• **YOUR TASK**:
Whenever a line in the entries includes the word "JSON", copy that line out.

——————————

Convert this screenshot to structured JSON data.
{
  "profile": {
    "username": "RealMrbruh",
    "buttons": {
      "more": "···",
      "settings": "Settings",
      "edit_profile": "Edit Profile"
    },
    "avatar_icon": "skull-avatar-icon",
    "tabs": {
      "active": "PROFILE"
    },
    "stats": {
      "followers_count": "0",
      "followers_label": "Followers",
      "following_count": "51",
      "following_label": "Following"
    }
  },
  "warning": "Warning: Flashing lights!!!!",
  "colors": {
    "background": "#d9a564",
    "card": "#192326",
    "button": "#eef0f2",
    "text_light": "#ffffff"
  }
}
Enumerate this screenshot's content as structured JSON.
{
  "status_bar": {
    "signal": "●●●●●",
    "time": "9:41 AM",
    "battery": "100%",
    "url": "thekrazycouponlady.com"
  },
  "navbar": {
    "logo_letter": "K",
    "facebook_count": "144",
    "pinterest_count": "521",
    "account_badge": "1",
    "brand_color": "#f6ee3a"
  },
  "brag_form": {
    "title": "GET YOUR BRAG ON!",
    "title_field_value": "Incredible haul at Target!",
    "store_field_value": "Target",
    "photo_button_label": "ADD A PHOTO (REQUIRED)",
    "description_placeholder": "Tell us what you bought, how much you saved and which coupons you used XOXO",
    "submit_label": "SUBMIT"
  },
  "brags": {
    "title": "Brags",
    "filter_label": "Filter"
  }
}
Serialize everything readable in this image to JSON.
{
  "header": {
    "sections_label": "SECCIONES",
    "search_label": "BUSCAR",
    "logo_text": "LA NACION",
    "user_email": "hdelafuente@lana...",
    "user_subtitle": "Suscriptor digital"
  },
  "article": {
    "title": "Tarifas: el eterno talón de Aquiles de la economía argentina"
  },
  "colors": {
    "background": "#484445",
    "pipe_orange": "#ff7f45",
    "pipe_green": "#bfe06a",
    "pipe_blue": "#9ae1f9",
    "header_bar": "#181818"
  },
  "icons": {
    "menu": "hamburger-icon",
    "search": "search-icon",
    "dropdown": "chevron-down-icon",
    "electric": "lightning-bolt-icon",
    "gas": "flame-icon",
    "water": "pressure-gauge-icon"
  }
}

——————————

• **EXERCISE RESPONSE**:
Convert this screenshot to structured JSON data.
Enumerate this screenshot's content as structured JSON.
Serialize everything readable in this image to JSON.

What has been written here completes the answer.